TASK DETAILS —
Wherever the word "this" turns up in a line of the entries, copy that line.

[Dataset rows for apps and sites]
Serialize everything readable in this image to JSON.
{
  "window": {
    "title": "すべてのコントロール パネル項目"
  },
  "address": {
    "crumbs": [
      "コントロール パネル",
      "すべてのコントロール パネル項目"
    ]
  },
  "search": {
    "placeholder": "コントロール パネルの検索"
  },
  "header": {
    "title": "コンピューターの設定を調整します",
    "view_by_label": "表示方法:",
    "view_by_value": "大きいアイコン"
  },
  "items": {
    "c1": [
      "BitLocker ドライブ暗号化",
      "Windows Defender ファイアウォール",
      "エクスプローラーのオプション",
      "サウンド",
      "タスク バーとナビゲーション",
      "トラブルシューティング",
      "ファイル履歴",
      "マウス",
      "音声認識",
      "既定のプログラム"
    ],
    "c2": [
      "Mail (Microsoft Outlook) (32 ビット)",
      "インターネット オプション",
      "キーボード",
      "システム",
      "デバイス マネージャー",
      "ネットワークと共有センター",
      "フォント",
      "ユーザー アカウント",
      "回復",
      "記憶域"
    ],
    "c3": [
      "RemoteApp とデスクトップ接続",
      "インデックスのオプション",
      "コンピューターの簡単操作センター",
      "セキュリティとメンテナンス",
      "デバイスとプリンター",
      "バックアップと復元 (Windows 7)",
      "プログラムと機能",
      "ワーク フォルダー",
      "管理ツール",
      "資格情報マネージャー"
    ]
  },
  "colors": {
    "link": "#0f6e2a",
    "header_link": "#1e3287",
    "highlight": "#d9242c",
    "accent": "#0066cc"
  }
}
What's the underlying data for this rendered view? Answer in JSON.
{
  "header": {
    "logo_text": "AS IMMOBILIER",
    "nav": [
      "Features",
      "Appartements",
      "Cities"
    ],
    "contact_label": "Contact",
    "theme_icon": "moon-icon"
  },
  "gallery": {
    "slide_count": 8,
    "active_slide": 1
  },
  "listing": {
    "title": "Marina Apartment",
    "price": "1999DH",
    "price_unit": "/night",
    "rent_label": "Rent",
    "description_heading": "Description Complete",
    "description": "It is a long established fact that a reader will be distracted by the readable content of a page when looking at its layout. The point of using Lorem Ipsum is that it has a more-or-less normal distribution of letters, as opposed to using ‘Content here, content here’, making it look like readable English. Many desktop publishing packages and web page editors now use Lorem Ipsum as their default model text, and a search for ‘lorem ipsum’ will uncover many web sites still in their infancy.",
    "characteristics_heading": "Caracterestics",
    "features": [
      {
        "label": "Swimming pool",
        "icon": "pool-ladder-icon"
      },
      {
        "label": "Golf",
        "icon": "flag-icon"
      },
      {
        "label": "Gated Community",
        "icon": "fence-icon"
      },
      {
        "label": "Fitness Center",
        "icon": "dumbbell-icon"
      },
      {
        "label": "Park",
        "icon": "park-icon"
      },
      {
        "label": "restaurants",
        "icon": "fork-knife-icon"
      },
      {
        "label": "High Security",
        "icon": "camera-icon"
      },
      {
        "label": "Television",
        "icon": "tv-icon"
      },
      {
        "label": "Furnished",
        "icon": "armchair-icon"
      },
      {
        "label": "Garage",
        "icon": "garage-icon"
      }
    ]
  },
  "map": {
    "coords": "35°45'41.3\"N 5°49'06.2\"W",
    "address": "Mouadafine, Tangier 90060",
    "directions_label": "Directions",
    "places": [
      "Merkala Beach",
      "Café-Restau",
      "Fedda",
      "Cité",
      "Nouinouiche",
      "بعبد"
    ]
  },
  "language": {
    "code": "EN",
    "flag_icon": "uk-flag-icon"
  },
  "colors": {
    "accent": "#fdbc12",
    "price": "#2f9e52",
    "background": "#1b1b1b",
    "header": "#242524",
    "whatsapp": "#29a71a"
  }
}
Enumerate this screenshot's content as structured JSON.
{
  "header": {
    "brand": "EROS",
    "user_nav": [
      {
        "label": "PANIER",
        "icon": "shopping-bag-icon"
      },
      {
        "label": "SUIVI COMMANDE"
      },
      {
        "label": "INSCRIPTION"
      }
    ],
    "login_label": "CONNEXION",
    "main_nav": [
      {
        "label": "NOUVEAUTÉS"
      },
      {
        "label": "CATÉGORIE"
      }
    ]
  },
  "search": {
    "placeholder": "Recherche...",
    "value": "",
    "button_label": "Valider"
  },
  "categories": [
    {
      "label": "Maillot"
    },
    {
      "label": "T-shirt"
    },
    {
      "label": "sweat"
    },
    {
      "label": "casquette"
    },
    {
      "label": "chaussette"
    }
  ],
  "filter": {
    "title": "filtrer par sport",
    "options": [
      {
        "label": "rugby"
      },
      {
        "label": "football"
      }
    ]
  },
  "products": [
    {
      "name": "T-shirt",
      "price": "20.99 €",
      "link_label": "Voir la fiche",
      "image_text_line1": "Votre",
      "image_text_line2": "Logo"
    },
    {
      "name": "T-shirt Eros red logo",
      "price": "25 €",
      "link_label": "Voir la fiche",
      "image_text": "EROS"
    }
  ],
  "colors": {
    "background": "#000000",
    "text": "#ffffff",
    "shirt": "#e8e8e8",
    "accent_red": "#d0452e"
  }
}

COMPLETED TASK —
Serialize everything readable in this image to JSON.
What's the underlying data for this rendered view? Answer in JSON.
Enumerate this screenshot's content as structured JSON.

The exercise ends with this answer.